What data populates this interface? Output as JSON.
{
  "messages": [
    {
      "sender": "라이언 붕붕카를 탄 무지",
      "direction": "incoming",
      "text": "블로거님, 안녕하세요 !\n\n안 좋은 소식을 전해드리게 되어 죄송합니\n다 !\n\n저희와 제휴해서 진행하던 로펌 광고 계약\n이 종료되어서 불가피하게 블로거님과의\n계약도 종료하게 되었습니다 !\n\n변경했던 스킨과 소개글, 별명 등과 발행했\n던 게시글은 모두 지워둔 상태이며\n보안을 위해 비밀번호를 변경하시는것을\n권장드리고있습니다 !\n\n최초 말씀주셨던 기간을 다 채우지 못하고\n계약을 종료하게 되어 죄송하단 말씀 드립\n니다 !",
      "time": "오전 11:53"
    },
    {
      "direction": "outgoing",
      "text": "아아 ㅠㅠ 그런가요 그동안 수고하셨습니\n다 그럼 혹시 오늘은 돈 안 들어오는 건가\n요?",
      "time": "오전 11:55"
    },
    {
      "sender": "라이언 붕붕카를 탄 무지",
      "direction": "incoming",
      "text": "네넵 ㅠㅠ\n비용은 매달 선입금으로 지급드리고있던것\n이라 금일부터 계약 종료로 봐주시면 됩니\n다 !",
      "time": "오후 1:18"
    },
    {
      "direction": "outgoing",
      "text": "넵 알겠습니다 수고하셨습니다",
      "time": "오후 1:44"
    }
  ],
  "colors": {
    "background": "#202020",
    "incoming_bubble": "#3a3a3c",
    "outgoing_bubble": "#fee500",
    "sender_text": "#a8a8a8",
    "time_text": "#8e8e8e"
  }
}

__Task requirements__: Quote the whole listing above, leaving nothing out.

__Answer box__:
What data populates this interface? Output as JSON.
{
  "messages": [
    {
      "sender": "라이언 붕붕카를 탄 무지",
      "direction": "incoming",
      "text": "블로거님, 안녕하세요 !\n\n안 좋은 소식을 전해드리게 되어 죄송합니\n다 !\n\n저희와 제휴해서 진행하던 로펌 광고 계약\n이 종료되어서 불가피하게 블로거님과의\n계약도 종료하게 되었습니다 !\n\n변경했던 스킨과 소개글, 별명 등과 발행했\n던 게시글은 모두 지워둔 상태이며\n보안을 위해 비밀번호를 변경하시는것을\n권장드리고있습니다 !\n\n최초 말씀주셨던 기간을 다 채우지 못하고\n계약을 종료하게 되어 죄송하단 말씀 드립\n니다 !",
      "time": "오전 11:53"
    },
    {
      "direction": "outgoing",
      "text": "아아 ㅠㅠ 그런가요 그동안 수고하셨습니\n다 그럼 혹시 오늘은 돈 안 들어오는 건가\n요?",
      "time": "오전 11:55"
    },
    {
      "sender": "라이언 붕붕카를 탄 무지",
      "direction": "incoming",
      "text": "네넵 ㅠㅠ\n비용은 매달 선입금으로 지급드리고있던것\n이라 금일부터 계약 종료로 봐주시면 됩니\n다 !",
      "time": "오후 1:18"
    },
    {
      "direction": "outgoing",
      "text": "넵 알겠습니다 수고하셨습니다",
      "time": "오후 1:44"
    }
  ],
  "colors": {
    "background": "#202020",
    "incoming_bubble": "#3a3a3c",
    "outgoing_bubble": "#fee500",
    "sender_text": "#a8a8a8",
    "time_text": "#8e8e8e"
  }
}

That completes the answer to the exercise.